### Your task
Your answer should be one number, the count of lines in the listing below containing the word "username".

******************************

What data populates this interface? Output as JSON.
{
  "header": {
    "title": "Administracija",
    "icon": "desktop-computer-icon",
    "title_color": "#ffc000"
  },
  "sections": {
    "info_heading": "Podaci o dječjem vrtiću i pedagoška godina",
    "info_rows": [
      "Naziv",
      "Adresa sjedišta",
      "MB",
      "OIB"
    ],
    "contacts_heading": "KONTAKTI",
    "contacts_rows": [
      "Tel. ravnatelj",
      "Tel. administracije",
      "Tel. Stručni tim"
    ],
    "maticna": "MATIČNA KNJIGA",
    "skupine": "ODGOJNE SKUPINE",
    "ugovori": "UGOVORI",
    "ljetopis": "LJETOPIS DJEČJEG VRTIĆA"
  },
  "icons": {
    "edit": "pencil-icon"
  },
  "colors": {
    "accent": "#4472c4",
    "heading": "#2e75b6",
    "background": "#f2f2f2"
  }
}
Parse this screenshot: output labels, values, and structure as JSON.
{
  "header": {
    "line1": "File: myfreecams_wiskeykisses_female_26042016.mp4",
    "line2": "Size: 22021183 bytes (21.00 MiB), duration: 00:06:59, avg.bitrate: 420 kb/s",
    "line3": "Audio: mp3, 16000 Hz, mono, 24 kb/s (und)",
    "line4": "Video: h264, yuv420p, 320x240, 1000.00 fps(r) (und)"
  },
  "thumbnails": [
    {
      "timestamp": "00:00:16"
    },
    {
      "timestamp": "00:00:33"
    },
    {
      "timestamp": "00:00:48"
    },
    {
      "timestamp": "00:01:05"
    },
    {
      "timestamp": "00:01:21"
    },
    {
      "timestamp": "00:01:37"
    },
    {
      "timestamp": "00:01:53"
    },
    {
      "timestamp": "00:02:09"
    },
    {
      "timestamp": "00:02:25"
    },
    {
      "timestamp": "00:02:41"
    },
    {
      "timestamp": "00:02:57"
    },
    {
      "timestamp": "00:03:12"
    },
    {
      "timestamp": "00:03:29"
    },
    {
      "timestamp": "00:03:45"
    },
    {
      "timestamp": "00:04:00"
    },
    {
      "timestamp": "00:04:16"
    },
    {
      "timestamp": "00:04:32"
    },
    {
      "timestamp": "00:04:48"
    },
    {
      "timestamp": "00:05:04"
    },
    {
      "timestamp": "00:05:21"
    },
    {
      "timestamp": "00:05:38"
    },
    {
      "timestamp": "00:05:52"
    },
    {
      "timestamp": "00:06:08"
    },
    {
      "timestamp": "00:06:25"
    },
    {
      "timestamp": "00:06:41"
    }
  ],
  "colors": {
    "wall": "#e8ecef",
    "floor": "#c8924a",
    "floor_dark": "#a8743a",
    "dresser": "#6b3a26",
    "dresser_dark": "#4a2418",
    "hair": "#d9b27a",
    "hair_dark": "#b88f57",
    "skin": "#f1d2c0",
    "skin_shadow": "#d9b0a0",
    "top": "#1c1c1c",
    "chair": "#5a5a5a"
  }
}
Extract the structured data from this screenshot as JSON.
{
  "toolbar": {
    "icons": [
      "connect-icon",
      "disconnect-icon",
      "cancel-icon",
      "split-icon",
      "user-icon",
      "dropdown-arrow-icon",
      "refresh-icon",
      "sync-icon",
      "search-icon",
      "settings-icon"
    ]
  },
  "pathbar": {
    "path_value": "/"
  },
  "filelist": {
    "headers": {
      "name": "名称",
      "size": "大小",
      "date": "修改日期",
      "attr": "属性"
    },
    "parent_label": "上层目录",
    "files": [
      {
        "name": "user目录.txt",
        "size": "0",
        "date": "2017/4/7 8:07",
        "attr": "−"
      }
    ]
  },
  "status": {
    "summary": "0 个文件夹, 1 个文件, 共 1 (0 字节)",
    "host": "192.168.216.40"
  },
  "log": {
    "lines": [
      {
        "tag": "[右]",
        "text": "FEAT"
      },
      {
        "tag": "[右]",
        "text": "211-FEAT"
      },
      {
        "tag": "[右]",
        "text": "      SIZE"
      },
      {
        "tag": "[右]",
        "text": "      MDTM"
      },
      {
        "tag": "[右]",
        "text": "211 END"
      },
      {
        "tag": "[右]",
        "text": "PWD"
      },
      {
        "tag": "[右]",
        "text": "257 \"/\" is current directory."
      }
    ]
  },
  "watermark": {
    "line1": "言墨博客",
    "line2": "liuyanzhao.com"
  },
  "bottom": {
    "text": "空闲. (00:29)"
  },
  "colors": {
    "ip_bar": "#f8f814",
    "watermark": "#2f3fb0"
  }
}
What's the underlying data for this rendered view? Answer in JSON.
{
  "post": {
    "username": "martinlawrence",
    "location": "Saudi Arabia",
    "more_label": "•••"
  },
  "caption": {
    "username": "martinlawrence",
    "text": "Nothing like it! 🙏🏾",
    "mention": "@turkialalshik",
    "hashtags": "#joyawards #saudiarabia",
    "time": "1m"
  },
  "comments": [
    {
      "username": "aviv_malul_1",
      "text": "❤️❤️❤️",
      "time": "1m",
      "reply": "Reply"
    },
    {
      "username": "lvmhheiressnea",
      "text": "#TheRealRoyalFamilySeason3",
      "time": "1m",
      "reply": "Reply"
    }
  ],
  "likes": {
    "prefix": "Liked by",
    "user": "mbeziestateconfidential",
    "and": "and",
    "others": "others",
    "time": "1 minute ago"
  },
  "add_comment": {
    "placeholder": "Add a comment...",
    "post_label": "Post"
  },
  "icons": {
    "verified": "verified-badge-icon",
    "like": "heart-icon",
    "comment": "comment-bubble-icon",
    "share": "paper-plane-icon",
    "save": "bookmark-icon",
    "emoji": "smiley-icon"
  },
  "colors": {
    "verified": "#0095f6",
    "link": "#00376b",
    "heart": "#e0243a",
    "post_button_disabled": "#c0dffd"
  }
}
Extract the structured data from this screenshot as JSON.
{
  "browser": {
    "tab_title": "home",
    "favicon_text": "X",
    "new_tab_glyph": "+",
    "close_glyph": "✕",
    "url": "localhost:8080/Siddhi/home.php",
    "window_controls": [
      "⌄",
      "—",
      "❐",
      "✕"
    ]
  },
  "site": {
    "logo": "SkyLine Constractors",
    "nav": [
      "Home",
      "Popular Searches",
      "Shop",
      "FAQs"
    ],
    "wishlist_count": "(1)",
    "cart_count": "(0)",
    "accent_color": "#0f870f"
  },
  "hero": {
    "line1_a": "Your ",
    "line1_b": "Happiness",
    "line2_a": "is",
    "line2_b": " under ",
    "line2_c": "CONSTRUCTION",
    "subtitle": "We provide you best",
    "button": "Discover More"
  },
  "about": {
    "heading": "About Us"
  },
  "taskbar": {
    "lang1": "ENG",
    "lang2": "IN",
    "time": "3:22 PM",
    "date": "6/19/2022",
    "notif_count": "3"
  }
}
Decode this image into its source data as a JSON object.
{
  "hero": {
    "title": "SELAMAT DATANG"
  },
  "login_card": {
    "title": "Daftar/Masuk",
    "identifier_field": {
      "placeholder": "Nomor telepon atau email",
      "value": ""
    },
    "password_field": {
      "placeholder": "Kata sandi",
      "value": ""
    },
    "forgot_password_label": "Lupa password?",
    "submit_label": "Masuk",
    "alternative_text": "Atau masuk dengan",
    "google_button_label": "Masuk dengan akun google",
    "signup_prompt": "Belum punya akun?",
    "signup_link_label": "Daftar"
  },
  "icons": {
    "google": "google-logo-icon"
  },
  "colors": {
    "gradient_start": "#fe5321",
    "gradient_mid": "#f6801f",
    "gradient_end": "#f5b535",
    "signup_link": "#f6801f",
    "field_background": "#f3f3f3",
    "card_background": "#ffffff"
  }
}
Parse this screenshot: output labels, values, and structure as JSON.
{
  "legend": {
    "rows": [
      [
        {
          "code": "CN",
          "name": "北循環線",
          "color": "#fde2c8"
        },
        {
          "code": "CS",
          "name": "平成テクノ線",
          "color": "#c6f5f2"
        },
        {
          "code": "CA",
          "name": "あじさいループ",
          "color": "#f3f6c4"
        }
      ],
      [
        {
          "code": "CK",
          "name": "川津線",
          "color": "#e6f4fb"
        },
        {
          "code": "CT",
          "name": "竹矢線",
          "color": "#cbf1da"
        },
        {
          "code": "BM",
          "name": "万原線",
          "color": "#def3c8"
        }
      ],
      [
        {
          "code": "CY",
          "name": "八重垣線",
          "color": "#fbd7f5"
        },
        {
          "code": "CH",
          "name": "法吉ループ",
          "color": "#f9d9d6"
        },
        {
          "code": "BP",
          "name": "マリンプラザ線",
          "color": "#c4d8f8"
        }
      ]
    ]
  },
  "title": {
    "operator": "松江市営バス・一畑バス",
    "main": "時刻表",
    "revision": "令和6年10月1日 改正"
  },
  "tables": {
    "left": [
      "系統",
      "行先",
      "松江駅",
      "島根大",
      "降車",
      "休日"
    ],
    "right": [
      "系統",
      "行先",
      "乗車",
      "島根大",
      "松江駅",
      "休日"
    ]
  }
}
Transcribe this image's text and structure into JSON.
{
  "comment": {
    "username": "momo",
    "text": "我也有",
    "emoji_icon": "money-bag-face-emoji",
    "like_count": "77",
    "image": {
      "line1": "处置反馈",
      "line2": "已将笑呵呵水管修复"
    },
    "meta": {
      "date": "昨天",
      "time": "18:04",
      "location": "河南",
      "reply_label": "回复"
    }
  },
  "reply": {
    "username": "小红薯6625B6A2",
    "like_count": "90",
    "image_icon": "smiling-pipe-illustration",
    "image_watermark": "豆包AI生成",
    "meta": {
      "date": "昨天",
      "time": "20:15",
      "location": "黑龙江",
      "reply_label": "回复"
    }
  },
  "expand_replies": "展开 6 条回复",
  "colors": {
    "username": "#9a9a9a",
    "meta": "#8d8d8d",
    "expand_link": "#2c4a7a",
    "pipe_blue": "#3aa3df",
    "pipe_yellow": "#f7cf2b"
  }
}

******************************

### Answer for this exercise
7